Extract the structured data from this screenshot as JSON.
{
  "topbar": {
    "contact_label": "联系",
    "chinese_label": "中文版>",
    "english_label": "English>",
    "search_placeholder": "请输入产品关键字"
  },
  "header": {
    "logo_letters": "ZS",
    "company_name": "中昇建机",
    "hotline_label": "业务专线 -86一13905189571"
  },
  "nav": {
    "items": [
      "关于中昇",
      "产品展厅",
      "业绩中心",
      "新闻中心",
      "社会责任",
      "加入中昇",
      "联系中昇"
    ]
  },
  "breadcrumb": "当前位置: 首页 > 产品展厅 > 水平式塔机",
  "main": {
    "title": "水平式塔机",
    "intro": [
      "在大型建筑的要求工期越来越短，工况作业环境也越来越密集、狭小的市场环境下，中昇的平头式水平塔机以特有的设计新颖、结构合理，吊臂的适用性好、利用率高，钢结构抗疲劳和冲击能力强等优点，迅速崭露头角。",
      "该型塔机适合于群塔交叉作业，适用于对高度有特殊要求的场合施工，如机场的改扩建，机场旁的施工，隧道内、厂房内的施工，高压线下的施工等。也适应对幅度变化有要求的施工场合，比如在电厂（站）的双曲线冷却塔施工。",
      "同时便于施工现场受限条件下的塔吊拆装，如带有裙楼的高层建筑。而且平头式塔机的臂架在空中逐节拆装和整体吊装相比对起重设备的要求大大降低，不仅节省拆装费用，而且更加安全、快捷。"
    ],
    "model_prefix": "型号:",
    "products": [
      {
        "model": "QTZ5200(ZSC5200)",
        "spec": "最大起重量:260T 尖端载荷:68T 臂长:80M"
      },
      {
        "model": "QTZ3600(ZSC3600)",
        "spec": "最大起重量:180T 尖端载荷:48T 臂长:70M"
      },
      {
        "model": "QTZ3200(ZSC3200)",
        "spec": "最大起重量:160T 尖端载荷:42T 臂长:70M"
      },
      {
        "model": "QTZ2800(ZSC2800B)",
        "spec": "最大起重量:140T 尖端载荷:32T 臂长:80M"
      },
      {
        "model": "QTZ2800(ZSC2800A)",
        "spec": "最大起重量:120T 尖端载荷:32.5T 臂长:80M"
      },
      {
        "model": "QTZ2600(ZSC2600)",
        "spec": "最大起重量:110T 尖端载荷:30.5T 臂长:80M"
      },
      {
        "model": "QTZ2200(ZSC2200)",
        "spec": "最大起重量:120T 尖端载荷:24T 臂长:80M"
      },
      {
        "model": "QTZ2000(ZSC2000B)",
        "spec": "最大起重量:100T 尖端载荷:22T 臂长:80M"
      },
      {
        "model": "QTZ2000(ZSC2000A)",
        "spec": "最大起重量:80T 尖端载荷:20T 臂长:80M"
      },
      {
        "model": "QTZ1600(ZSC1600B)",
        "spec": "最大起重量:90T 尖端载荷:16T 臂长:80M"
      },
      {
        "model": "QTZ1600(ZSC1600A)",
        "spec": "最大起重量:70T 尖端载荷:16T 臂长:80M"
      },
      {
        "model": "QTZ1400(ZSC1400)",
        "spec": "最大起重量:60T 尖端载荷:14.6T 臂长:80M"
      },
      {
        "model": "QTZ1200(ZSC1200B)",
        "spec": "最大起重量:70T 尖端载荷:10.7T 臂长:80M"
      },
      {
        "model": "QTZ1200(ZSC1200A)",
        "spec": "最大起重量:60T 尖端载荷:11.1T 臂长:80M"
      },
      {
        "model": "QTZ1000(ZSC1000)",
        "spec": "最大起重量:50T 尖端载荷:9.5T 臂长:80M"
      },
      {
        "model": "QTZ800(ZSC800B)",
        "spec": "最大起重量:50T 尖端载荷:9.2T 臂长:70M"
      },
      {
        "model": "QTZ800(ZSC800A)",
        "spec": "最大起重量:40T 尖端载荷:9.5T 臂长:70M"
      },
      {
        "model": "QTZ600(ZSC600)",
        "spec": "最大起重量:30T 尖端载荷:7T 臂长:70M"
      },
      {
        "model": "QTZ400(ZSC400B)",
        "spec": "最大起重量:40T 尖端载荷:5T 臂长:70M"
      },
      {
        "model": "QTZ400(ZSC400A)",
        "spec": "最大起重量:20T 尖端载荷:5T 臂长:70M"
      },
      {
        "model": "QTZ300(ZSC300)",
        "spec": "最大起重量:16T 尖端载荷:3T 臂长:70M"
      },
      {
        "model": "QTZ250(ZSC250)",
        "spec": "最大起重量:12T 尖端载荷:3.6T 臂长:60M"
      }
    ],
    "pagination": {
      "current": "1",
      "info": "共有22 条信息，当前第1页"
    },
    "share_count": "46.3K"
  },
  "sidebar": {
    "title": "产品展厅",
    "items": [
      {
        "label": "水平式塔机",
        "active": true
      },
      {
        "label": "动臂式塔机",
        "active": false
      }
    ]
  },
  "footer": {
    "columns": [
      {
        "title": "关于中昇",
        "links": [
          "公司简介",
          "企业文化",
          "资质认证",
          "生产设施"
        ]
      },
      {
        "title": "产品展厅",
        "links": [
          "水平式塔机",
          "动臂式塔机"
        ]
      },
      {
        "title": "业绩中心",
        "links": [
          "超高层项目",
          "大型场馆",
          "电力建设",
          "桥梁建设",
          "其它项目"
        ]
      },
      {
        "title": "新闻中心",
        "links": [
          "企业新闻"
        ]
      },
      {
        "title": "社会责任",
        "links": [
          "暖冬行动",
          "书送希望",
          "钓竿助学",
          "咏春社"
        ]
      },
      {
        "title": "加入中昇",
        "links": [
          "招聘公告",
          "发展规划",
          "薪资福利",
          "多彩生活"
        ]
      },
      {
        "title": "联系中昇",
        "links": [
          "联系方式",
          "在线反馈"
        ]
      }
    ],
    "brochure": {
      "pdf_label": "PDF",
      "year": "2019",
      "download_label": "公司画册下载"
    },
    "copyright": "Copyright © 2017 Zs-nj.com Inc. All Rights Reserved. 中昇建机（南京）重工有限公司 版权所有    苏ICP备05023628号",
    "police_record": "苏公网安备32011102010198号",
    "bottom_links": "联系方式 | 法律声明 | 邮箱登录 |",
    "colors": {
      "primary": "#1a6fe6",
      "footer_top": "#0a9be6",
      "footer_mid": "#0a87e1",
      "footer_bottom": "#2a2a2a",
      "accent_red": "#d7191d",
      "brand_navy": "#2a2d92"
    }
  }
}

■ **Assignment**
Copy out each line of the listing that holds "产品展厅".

■ **Answer to the problem**
      "产品展厅",
  "breadcrumb": "当前位置: 首页 > 产品展厅 > 水平式塔机",
    "title": "产品展厅",
        "title": "产品展厅",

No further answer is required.